The Caloosahatchee River is a river on the southwest Gulf Coast of Florida in the United States, that drains the rural area on the northern edge of the Everglades. If the St. Johns River is seen as the main way north for these cryptids, the Caloosahatchee River can be viewed as the major route east.
Did the Native peoples of Florida tell the newer residents of Florida about Pinky and other related sightings of river monsters as long ago as 1888?
A Lee County Monster.
A correspondent contributes to the Fort Myers Press a story of an immense serpent lately seen crossing the Caloosahatchee river near Chokoloskee, and the Press calls upon The Herald to match the story.

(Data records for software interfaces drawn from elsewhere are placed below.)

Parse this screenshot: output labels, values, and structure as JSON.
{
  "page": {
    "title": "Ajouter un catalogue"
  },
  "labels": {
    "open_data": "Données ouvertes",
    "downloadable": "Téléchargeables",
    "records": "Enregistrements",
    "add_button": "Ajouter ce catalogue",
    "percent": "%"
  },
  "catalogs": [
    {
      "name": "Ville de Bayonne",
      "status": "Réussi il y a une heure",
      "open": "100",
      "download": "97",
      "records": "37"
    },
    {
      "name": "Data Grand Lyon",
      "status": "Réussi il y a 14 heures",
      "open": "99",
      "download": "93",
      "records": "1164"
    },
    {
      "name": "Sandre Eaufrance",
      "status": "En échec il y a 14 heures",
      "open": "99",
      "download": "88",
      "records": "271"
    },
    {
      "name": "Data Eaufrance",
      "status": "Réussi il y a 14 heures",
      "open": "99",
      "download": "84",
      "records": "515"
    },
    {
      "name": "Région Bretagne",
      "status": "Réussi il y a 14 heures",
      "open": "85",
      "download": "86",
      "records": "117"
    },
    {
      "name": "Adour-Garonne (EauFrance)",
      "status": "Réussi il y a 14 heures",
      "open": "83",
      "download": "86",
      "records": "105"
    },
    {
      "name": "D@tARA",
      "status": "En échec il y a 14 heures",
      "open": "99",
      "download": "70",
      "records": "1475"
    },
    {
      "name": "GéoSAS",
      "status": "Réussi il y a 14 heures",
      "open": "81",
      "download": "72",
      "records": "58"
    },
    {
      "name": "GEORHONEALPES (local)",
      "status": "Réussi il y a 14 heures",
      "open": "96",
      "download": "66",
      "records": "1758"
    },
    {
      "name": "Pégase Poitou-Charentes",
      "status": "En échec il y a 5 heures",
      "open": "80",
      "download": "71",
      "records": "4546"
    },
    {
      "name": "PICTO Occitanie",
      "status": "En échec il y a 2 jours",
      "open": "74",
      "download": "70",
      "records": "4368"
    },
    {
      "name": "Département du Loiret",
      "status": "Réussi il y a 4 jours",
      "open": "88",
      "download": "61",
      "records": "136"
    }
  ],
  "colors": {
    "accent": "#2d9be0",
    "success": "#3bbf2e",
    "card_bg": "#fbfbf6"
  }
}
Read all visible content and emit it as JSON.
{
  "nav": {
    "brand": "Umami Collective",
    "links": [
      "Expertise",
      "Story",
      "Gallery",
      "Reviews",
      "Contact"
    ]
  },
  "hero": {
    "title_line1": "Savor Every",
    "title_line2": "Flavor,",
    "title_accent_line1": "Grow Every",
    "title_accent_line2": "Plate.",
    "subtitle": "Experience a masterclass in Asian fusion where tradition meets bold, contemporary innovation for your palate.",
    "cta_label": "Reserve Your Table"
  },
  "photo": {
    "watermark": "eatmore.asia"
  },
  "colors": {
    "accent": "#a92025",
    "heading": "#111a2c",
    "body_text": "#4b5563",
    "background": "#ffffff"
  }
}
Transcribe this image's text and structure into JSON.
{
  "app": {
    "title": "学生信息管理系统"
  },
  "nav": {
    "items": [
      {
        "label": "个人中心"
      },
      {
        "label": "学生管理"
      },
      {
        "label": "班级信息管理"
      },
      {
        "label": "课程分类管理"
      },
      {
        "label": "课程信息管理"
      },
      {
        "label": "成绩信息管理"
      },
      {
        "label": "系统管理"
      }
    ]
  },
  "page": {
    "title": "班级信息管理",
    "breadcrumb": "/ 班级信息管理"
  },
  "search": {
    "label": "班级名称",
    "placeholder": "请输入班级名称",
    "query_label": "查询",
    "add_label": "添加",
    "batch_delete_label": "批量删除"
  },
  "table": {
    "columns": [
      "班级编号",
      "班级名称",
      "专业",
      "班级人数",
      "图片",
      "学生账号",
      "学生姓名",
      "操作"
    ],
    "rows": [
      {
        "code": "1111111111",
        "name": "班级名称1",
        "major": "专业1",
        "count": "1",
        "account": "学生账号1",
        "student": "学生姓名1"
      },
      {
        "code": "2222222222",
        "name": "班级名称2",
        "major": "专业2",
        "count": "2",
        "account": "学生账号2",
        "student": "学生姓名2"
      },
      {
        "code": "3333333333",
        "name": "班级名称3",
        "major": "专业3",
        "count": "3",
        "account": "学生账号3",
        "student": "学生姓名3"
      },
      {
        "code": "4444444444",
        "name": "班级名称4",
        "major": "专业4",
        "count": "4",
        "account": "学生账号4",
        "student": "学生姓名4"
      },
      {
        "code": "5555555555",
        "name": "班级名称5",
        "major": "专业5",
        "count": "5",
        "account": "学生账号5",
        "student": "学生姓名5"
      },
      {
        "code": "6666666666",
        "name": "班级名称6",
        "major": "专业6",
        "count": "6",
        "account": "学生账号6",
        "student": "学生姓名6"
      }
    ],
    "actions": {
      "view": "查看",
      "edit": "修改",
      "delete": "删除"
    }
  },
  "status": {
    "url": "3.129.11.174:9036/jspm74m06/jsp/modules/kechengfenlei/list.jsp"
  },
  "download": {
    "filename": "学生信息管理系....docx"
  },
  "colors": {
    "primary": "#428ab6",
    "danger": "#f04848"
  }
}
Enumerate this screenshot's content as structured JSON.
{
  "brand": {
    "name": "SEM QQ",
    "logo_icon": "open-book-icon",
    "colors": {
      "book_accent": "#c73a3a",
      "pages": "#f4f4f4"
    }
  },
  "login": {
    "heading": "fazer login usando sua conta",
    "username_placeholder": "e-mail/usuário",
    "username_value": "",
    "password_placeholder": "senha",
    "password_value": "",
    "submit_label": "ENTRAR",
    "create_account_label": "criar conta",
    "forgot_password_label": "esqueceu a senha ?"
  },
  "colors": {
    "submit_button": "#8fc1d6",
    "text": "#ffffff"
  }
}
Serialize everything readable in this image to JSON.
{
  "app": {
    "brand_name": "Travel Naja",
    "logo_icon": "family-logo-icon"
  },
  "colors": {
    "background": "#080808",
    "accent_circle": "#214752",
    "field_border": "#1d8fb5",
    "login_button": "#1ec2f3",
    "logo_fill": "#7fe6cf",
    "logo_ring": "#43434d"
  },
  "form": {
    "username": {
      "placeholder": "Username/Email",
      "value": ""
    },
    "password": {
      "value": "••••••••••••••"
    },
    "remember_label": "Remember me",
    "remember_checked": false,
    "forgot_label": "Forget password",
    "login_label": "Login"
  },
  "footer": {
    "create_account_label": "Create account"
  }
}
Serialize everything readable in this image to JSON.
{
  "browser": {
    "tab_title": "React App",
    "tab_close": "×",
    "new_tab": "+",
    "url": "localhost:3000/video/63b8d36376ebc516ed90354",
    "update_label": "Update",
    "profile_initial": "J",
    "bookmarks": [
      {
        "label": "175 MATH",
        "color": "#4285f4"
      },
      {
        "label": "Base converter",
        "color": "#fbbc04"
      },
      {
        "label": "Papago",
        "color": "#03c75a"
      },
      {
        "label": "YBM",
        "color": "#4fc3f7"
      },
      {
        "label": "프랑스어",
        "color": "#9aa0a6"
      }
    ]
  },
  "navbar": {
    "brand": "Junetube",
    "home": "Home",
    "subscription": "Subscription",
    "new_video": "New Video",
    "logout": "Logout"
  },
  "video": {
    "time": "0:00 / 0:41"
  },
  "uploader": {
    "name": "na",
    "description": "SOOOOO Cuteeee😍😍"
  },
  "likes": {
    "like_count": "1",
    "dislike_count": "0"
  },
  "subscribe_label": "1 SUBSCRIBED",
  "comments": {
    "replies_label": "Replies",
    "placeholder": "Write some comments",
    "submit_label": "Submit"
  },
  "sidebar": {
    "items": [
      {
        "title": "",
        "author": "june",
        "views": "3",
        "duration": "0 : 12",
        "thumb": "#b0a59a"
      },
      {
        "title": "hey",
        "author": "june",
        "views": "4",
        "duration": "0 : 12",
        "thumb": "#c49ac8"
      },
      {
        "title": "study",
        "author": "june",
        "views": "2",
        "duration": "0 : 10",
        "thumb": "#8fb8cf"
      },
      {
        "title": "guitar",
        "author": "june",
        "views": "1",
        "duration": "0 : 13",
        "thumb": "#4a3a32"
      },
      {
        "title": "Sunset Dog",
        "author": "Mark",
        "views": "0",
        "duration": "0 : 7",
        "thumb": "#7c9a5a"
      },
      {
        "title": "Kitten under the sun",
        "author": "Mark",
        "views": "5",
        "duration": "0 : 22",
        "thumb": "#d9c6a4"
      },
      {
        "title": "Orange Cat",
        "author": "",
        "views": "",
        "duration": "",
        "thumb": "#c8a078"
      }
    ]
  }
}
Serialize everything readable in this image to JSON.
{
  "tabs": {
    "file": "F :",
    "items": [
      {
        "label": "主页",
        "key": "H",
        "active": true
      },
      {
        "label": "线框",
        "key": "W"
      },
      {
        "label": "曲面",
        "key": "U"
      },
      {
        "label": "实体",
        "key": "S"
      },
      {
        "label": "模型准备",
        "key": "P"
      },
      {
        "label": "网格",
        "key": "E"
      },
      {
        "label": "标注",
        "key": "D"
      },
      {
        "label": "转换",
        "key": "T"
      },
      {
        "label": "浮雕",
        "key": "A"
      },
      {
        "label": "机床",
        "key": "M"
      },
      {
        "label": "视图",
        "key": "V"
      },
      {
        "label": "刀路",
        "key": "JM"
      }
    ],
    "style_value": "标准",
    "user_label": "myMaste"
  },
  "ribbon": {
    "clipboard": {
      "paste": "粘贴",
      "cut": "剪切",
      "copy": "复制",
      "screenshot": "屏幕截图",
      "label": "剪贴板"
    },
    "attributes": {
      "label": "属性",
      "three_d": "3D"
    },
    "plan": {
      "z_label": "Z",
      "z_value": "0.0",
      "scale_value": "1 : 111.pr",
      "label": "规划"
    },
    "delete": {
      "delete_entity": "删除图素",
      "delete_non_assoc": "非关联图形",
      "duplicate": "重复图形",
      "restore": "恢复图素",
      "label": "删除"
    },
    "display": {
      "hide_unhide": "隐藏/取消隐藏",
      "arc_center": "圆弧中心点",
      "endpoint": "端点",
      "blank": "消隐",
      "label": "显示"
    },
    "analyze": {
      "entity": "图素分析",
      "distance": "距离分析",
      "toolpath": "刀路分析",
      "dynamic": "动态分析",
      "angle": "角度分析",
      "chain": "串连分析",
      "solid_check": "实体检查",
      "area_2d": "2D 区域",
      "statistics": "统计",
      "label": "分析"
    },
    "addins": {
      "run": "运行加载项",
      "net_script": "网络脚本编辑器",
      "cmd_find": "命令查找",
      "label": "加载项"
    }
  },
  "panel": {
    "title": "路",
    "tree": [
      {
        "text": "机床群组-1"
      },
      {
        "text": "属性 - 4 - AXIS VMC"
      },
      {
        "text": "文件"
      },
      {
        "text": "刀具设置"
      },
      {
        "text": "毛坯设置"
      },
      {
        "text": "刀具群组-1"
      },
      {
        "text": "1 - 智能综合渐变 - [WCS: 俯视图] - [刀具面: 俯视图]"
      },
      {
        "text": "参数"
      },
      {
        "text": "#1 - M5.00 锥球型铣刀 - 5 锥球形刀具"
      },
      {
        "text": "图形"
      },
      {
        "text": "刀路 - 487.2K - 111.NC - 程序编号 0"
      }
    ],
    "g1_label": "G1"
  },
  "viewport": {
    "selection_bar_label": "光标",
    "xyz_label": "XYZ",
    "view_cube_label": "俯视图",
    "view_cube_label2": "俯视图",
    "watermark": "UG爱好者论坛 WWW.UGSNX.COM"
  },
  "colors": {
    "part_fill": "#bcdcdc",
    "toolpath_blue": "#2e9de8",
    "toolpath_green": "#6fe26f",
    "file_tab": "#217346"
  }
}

As we have no big snakes in this locality, The Herald gives it up and begs to repeat what it said to Col. Tom Appleyard, that it is not an authority on snakes; and as no one in the office drinks liquor, none of us have had the pleasure of seeing snakes.
But here is the narrative of the Lee county serpent as it appeared in last week’s Press:
Col. Demere and Ervin Lowe came down from Needhelp last Sunday [presumably October 4, 1908], and report having seen an immense snake swim the river about two miles from here.
They say it appeared to be a great log on the water when they first saw it, but they learned it was a snake when they got to where it was, as the tail was just leaving the water on the south side of the river, and its head stood up four or five feet high, twenty yards from the river, and looked as large as a nail keg.
Of course the reptile must have been between fifty and sixty feet long, and its body looked about the size of a flour barrel. Now this looks fishy, but there is no one in this section that would doubt the veracity of either of these gentlemen.
We have since learned that the Indians have told of such a snake twenty years ago, having been seen by them in a certain swamp, and they always kept away from that swamp. This will give a good color to the snake story.
The serpent was heading to the south-east, and will possibly take up in the first thick swamp that suits his convenience.Punta Gorda [Florida] Herald, October 15, 1908
As I look among the alligators and manatees, I am keeping my eyes peeled for a “living dinosaur.” I’ve written more in the TAPS column about the theory that all these Pinky sightings are nothing more than manatees. Or a giant salamander.
Remember, a hundred years ago was before the time of so many exotic giant snake escapees being a breeding population in Florida.
Something tells me that on this exact date of Scott Norman’s funeral, he’d understand that with a loan and a prayer, I had to keep this dinosaur trek of mine in front of me, as the quest on this day.
Loren Coleman is one of the world’s leading cryptozoologists, some say “the” leading. Certainly, he is acknowledged as the current living American researcher and writer who has most popularized cryptozoology in the late 20th and early 21st centuries. Starting his fieldwork and investigations in 1960, after traveling and trekking extensively in pursuit of cryptozoological mysteries, Coleman began writing to share his experiences in 1969. An honorary member of Ivan T. Sanderson’s Society for the Investigation of the Unexplained in the 1970s, Coleman has been bestowed with similar honorary memberships of the North Idaho College Cryptozoology Club in 1983, and in subsequent years, that of the British Columbia Scientific Cryptozoology Club, CryptoSafari International, and other international organizations. He was also a Life Member and Benefactor of the International Society of Cryptozoology (now-defunct). Loren Coleman’s daily blog, as a member of the Cryptomundo Team, served as an ongoing avenue of communication for the ever-growing body of cryptozoo news from 2005 through 2013.